The most massive galaxies in the universe are rare, but because of this, their formation history imposes some of the strongest constraints on our models of galaxy formation.  In the local universe, massive galaxies like M87 appear relatively dull, with elliptical morphologies, old stars, and little ongoing star formation.  For decades, archeological studies predicted that most of the action during these galaxies’ formation must have occurred at much higher redshift (z > 2).  With the first deep and wide field surveys of the near infrared sky coming online, we can now directly observe the progenitors of local massive galaxies as they are forming.  I will show state-of-the-art observations of this process up to z ~ 4, where we are finding that the early stages of massive galaxy formation are in fact extremely dynamic, with huge bursts of dust-obscured star formation, ubiquitous AGN activity, and significant structural transformations.  I will also discuss what we expect to learn up to z ~ 6-7 in the coming years from ongoing deep/wide surveys such as UltraVISTA, and what we expect to learn in the JWST era, when we may be able to observe the process of massive galaxy formation right out to its initial stages at z ~ 10-20.

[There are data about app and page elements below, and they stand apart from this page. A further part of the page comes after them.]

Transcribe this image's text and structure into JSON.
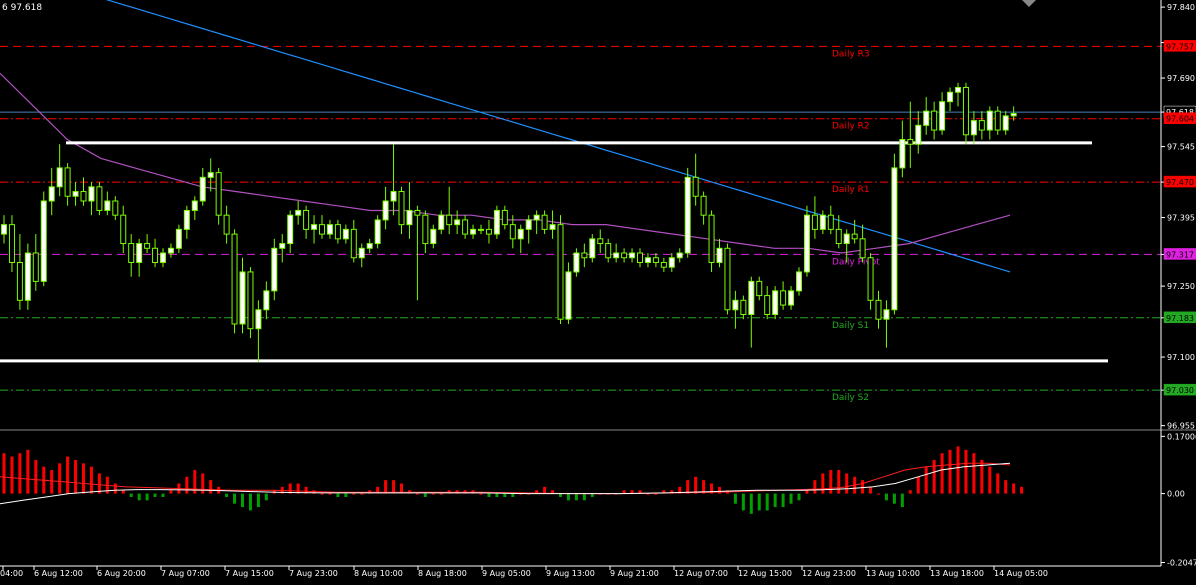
{
  "header": {
    "info_text": "6 97.618"
  },
  "colors": {
    "background": "#000000",
    "grid": "#ffffff",
    "bull_candle": "#ffffff",
    "bear_candle": "#000000",
    "wick": "#7cfc00",
    "ma_blue": "#1e90ff",
    "ma_violet": "#b050c0",
    "pivot_red": "#ff0000",
    "pivot_magenta": "#e020e0",
    "support_green": "#22aa22",
    "hist_pos": "#ff0000",
    "hist_neg": "#00a000",
    "signal_white": "#ffffff",
    "signal_red": "#ff2020"
  },
  "price_axis": {
    "ticks": [
      "97.840",
      "97.760",
      "97.690",
      "97.618",
      "97.545",
      "97.470",
      "97.395",
      "97.317",
      "97.250",
      "97.183",
      "97.100",
      "97.030",
      "96.955"
    ],
    "tick_values": [
      97.84,
      97.765,
      97.69,
      97.618,
      97.545,
      97.47,
      97.395,
      97.317,
      97.25,
      97.183,
      97.1,
      97.03,
      96.955
    ],
    "tick_labels_drawn": [
      "97.840",
      "97.690",
      "97.545",
      "97.395",
      "97.250",
      "97.100",
      "96.955"
    ],
    "range": [
      96.95,
      97.855
    ]
  },
  "price_tags": [
    {
      "label": "97.757",
      "value": 97.757,
      "color": "#ff0000",
      "text_color": "#000000"
    },
    {
      "label": "97.618",
      "value": 97.618,
      "color": "#000000",
      "text_color": "#ffffff"
    },
    {
      "label": "97.604",
      "value": 97.604,
      "color": "#ff0000",
      "text_color": "#000000"
    },
    {
      "label": "97.470",
      "value": 97.47,
      "color": "#ff0000",
      "text_color": "#000000"
    },
    {
      "label": "97.317",
      "value": 97.317,
      "color": "#e020e0",
      "text_color": "#000000"
    },
    {
      "label": "97.183",
      "value": 97.183,
      "color": "#22aa22",
      "text_color": "#000000"
    },
    {
      "label": "97.030",
      "value": 97.03,
      "color": "#22aa22",
      "text_color": "#000000"
    }
  ],
  "levels": [
    {
      "name": "Daily R3",
      "value": 97.757,
      "color": "#ff0000",
      "style": "dash"
    },
    {
      "name": "Daily R2",
      "value": 97.604,
      "color": "#ff0000",
      "style": "dashdot"
    },
    {
      "name": "Daily R1",
      "value": 97.47,
      "color": "#ff0000",
      "style": "dashdot"
    },
    {
      "name": "Daily Pivot",
      "value": 97.317,
      "color": "#e020e0",
      "style": "dash"
    },
    {
      "name": "Daily S1",
      "value": 97.183,
      "color": "#22aa22",
      "style": "dashdot"
    },
    {
      "name": "Daily S2",
      "value": 97.03,
      "color": "#22aa22",
      "style": "dashdot"
    }
  ],
  "trendlines": [
    {
      "name": "resistance",
      "value": 97.553,
      "from_bar": 7,
      "to_bar": 123
    },
    {
      "name": "support",
      "value": 97.092,
      "from_bar": 0,
      "to_bar": 124
    }
  ],
  "time_axis": {
    "labels": [
      "04:00",
      "6 Aug 12:00",
      "6 Aug 20:00",
      "7 Aug 07:00",
      "7 Aug 15:00",
      "7 Aug 23:00",
      "8 Aug 10:00",
      "8 Aug 18:00",
      "9 Aug 05:00",
      "9 Aug 13:00",
      "9 Aug 21:00",
      "12 Aug 07:00",
      "12 Aug 15:00",
      "12 Aug 23:00",
      "13 Aug 10:00",
      "13 Aug 18:00",
      "14 Aug 05:00"
    ],
    "label_bars": [
      0,
      7,
      15,
      23,
      31,
      39,
      47,
      55,
      63,
      71,
      79,
      87,
      95,
      103,
      111,
      119,
      127
    ]
  },
  "oscillator": {
    "ticks": [
      "0.17006",
      "0.00",
      "-0.2047"
    ],
    "tick_values": [
      0.17006,
      0.0,
      -0.2047
    ],
    "range": [
      -0.215,
      0.18
    ]
  },
  "chart_data": {
    "type": "candlestick",
    "candles": [
      [
        97.36,
        97.4,
        97.34,
        97.38
      ],
      [
        97.38,
        97.4,
        97.28,
        97.3
      ],
      [
        97.3,
        97.36,
        97.2,
        97.22
      ],
      [
        97.22,
        97.34,
        97.2,
        97.32
      ],
      [
        97.32,
        97.36,
        97.24,
        97.26
      ],
      [
        97.26,
        97.45,
        97.25,
        97.43
      ],
      [
        97.43,
        97.5,
        97.4,
        97.46
      ],
      [
        97.46,
        97.55,
        97.44,
        97.5
      ],
      [
        97.5,
        97.51,
        97.42,
        97.44
      ],
      [
        97.44,
        97.47,
        97.42,
        97.45
      ],
      [
        97.45,
        97.48,
        97.42,
        97.43
      ],
      [
        97.43,
        97.47,
        97.4,
        97.46
      ],
      [
        97.46,
        97.47,
        97.4,
        97.41
      ],
      [
        97.41,
        97.45,
        97.4,
        97.43
      ],
      [
        97.43,
        97.44,
        97.39,
        97.4
      ],
      [
        97.4,
        97.42,
        97.32,
        97.34
      ],
      [
        97.34,
        97.36,
        97.27,
        97.3
      ],
      [
        97.3,
        97.35,
        97.27,
        97.34
      ],
      [
        97.34,
        97.36,
        97.32,
        97.33
      ],
      [
        97.33,
        97.35,
        97.29,
        97.3
      ],
      [
        97.3,
        97.33,
        97.29,
        97.32
      ],
      [
        97.32,
        97.34,
        97.31,
        97.33
      ],
      [
        97.33,
        97.38,
        97.32,
        97.37
      ],
      [
        97.37,
        97.42,
        97.35,
        97.41
      ],
      [
        97.41,
        97.44,
        97.39,
        97.43
      ],
      [
        97.43,
        97.5,
        97.42,
        97.48
      ],
      [
        97.48,
        97.52,
        97.45,
        97.49
      ],
      [
        97.49,
        97.5,
        97.38,
        97.4
      ],
      [
        97.4,
        97.42,
        97.34,
        97.36
      ],
      [
        97.36,
        97.37,
        97.15,
        97.17
      ],
      [
        97.17,
        97.31,
        97.15,
        97.28
      ],
      [
        97.28,
        97.29,
        97.14,
        97.16
      ],
      [
        97.16,
        97.22,
        97.09,
        97.2
      ],
      [
        97.2,
        97.26,
        97.18,
        97.24
      ],
      [
        97.24,
        97.35,
        97.22,
        97.33
      ],
      [
        97.33,
        97.36,
        97.3,
        97.34
      ],
      [
        97.34,
        97.41,
        97.32,
        97.4
      ],
      [
        97.4,
        97.43,
        97.38,
        97.41
      ],
      [
        97.41,
        97.42,
        97.35,
        97.37
      ],
      [
        97.37,
        97.4,
        97.34,
        97.38
      ],
      [
        97.38,
        97.4,
        97.35,
        97.36
      ],
      [
        97.36,
        97.39,
        97.35,
        97.38
      ],
      [
        97.38,
        97.39,
        97.34,
        97.35
      ],
      [
        97.35,
        97.38,
        97.34,
        97.37
      ],
      [
        97.37,
        97.39,
        97.3,
        97.31
      ],
      [
        97.31,
        97.34,
        97.29,
        97.33
      ],
      [
        97.33,
        97.35,
        97.32,
        97.34
      ],
      [
        97.34,
        97.4,
        97.33,
        97.39
      ],
      [
        97.39,
        97.46,
        97.37,
        97.43
      ],
      [
        97.43,
        97.55,
        97.4,
        97.45
      ],
      [
        97.45,
        97.46,
        97.36,
        97.38
      ],
      [
        97.38,
        97.47,
        97.35,
        97.41
      ],
      [
        97.41,
        97.42,
        97.22,
        97.4
      ],
      [
        97.4,
        97.41,
        97.32,
        97.34
      ],
      [
        97.34,
        97.38,
        97.33,
        97.37
      ],
      [
        97.37,
        97.41,
        97.36,
        97.4
      ],
      [
        97.4,
        97.46,
        97.36,
        97.38
      ],
      [
        97.38,
        97.41,
        97.36,
        97.39
      ],
      [
        97.39,
        97.4,
        97.35,
        97.36
      ],
      [
        97.36,
        97.38,
        97.35,
        97.37
      ],
      [
        97.37,
        97.38,
        97.36,
        97.37
      ],
      [
        97.37,
        97.39,
        97.34,
        97.36
      ],
      [
        97.36,
        97.42,
        97.35,
        97.41
      ],
      [
        97.41,
        97.42,
        97.37,
        97.38
      ],
      [
        97.38,
        97.4,
        97.33,
        97.35
      ],
      [
        97.35,
        97.38,
        97.32,
        97.37
      ],
      [
        97.37,
        97.4,
        97.34,
        97.39
      ],
      [
        97.39,
        97.41,
        97.36,
        97.4
      ],
      [
        97.4,
        97.41,
        97.36,
        97.37
      ],
      [
        97.37,
        97.41,
        97.35,
        97.38
      ],
      [
        97.38,
        97.4,
        97.17,
        97.18
      ],
      [
        97.18,
        97.3,
        97.17,
        97.28
      ],
      [
        97.28,
        97.33,
        97.27,
        97.32
      ],
      [
        97.32,
        97.34,
        97.29,
        97.31
      ],
      [
        97.31,
        97.36,
        97.3,
        97.35
      ],
      [
        97.35,
        97.37,
        97.32,
        97.34
      ],
      [
        97.34,
        97.35,
        97.3,
        97.31
      ],
      [
        97.31,
        97.34,
        97.3,
        97.32
      ],
      [
        97.32,
        97.33,
        97.3,
        97.31
      ],
      [
        97.31,
        97.33,
        97.3,
        97.32
      ],
      [
        97.32,
        97.33,
        97.29,
        97.3
      ],
      [
        97.3,
        97.32,
        97.29,
        97.31
      ],
      [
        97.31,
        97.32,
        97.29,
        97.3
      ],
      [
        97.3,
        97.31,
        97.28,
        97.29
      ],
      [
        97.29,
        97.32,
        97.28,
        97.31
      ],
      [
        97.31,
        97.33,
        97.3,
        97.32
      ],
      [
        97.32,
        97.5,
        97.31,
        97.48
      ],
      [
        97.48,
        97.53,
        97.42,
        97.44
      ],
      [
        97.44,
        97.45,
        97.38,
        97.4
      ],
      [
        97.4,
        97.41,
        97.28,
        97.3
      ],
      [
        97.3,
        97.35,
        97.29,
        97.33
      ],
      [
        97.33,
        97.34,
        97.19,
        97.2
      ],
      [
        97.2,
        97.24,
        97.16,
        97.22
      ],
      [
        97.22,
        97.23,
        97.18,
        97.19
      ],
      [
        97.19,
        97.27,
        97.12,
        97.26
      ],
      [
        97.26,
        97.27,
        97.22,
        97.23
      ],
      [
        97.23,
        97.25,
        97.18,
        97.19
      ],
      [
        97.19,
        97.25,
        97.18,
        97.24
      ],
      [
        97.24,
        97.26,
        97.2,
        97.21
      ],
      [
        97.21,
        97.25,
        97.2,
        97.24
      ],
      [
        97.24,
        97.29,
        97.23,
        97.28
      ],
      [
        97.28,
        97.42,
        97.27,
        97.4
      ],
      [
        97.4,
        97.44,
        97.35,
        97.37
      ],
      [
        97.37,
        97.41,
        97.36,
        97.4
      ],
      [
        97.4,
        97.42,
        97.36,
        97.37
      ],
      [
        97.37,
        97.4,
        97.33,
        97.34
      ],
      [
        97.34,
        97.37,
        97.3,
        97.36
      ],
      [
        97.36,
        97.39,
        97.34,
        97.35
      ],
      [
        97.35,
        97.38,
        97.3,
        97.31
      ],
      [
        97.31,
        97.32,
        97.2,
        97.22
      ],
      [
        97.22,
        97.24,
        97.16,
        97.18
      ],
      [
        97.18,
        97.22,
        97.12,
        97.2
      ],
      [
        97.2,
        97.53,
        97.19,
        97.5
      ],
      [
        97.5,
        97.6,
        97.48,
        97.56
      ],
      [
        97.56,
        97.64,
        97.5,
        97.55
      ],
      [
        97.55,
        97.62,
        97.53,
        97.59
      ],
      [
        97.59,
        97.65,
        97.57,
        97.62
      ],
      [
        97.62,
        97.64,
        97.56,
        97.58
      ],
      [
        97.58,
        97.66,
        97.57,
        97.64
      ],
      [
        97.64,
        97.67,
        97.62,
        97.66
      ],
      [
        97.66,
        97.68,
        97.63,
        97.67
      ],
      [
        97.67,
        97.68,
        97.55,
        97.57
      ],
      [
        97.57,
        97.62,
        97.55,
        97.6
      ],
      [
        97.6,
        97.62,
        97.56,
        97.58
      ],
      [
        97.58,
        97.63,
        97.56,
        97.62
      ],
      [
        97.62,
        97.63,
        97.57,
        97.58
      ],
      [
        97.58,
        97.62,
        97.57,
        97.61
      ],
      [
        97.61,
        97.63,
        97.6,
        97.615
      ]
    ],
    "ma_blue": [
      97.86,
      97.85,
      97.84,
      97.83,
      97.82,
      97.81,
      97.8,
      97.79,
      97.78,
      97.77,
      97.76,
      97.75,
      97.74,
      97.73,
      97.72,
      97.71,
      97.7,
      97.69,
      97.68,
      97.67,
      97.66,
      97.65,
      97.64,
      97.63,
      97.62,
      97.61,
      97.6,
      97.59,
      97.58,
      97.57,
      97.56,
      97.55,
      97.54,
      97.53,
      97.52,
      97.51,
      97.5,
      97.49,
      97.48,
      97.47,
      97.46,
      97.45,
      97.44,
      97.43,
      97.42,
      97.41,
      97.4,
      97.39,
      97.38,
      97.37,
      97.36,
      97.35,
      97.34,
      97.33,
      97.32,
      97.31,
      97.3,
      97.29,
      97.28
    ],
    "ma_violet": [
      97.7,
      97.63,
      97.56,
      97.52,
      97.5,
      97.48,
      97.46,
      97.45,
      97.44,
      97.43,
      97.42,
      97.41,
      97.41,
      97.4,
      97.4,
      97.39,
      97.39,
      97.38,
      97.38,
      97.37,
      97.36,
      97.35,
      97.34,
      97.33,
      97.33,
      97.32,
      97.33,
      97.34,
      97.36,
      97.38,
      97.4
    ],
    "histogram": [
      0.12,
      0.11,
      0.12,
      0.13,
      0.1,
      0.08,
      0.07,
      0.09,
      0.11,
      0.1,
      0.09,
      0.08,
      0.06,
      0.05,
      0.03,
      0.01,
      -0.01,
      -0.02,
      -0.02,
      -0.01,
      -0.01,
      0.01,
      0.03,
      0.05,
      0.07,
      0.06,
      0.04,
      0.02,
      -0.01,
      -0.03,
      -0.04,
      -0.05,
      -0.04,
      -0.02,
      0.01,
      0.02,
      0.03,
      0.03,
      0.02,
      0.01,
      0.0,
      0.0,
      -0.01,
      -0.01,
      0.0,
      0.0,
      0.01,
      0.02,
      0.04,
      0.04,
      0.03,
      0.01,
      0.0,
      -0.01,
      0.0,
      0.0,
      0.01,
      0.01,
      0.01,
      0.01,
      0.0,
      -0.01,
      -0.01,
      -0.01,
      -0.01,
      0.0,
      0.0,
      0.01,
      0.02,
      0.01,
      -0.01,
      -0.02,
      -0.02,
      -0.02,
      -0.01,
      0.0,
      0.0,
      0.0,
      0.01,
      0.01,
      0.01,
      0.0,
      0.0,
      0.01,
      0.01,
      0.02,
      0.04,
      0.05,
      0.04,
      0.03,
      0.02,
      0.01,
      -0.03,
      -0.05,
      -0.06,
      -0.05,
      -0.05,
      -0.04,
      -0.04,
      -0.03,
      -0.02,
      0.01,
      0.04,
      0.06,
      0.07,
      0.07,
      0.06,
      0.05,
      0.04,
      0.02,
      0.0,
      -0.02,
      -0.03,
      -0.04,
      0.01,
      0.05,
      0.08,
      0.1,
      0.12,
      0.13,
      0.14,
      0.13,
      0.12,
      0.1,
      0.08,
      0.06,
      0.04,
      0.03,
      0.02
    ],
    "signal_red": [
      0.05,
      0.045,
      0.04,
      0.035,
      0.03,
      0.025,
      0.02,
      0.018,
      0.016,
      0.014,
      0.012,
      0.01,
      0.01,
      0.01,
      0.008,
      0.006,
      0.004,
      0.004,
      0.004,
      0.004,
      0.004,
      0.004,
      0.004,
      0.004,
      0.003,
      0.002,
      0.001,
      0.0,
      0.0,
      0.0,
      0.0,
      0.001,
      0.002,
      0.003,
      0.004,
      0.006,
      0.008,
      0.01,
      0.012,
      0.014,
      0.018,
      0.03,
      0.05,
      0.07,
      0.08,
      0.085,
      0.09,
      0.09,
      0.085
    ],
    "signal_white": [
      -0.03,
      -0.02,
      -0.01,
      0.0,
      0.005,
      0.01,
      0.012,
      0.012,
      0.011,
      0.01,
      0.008,
      0.006,
      0.004,
      0.003,
      0.002,
      0.002,
      0.002,
      0.002,
      0.002,
      0.002,
      0.002,
      0.002,
      0.001,
      0.0,
      0.0,
      0.0,
      0.0,
      0.0,
      0.001,
      0.002,
      0.004,
      0.006,
      0.008,
      0.01,
      0.01,
      0.01,
      0.012,
      0.015,
      0.02,
      0.03,
      0.05,
      0.07,
      0.08,
      0.085,
      0.09
    ]
  }
}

Cody Hall

Adam Muzzin (Leiden)

February 12, 2014
14:00 - 15:00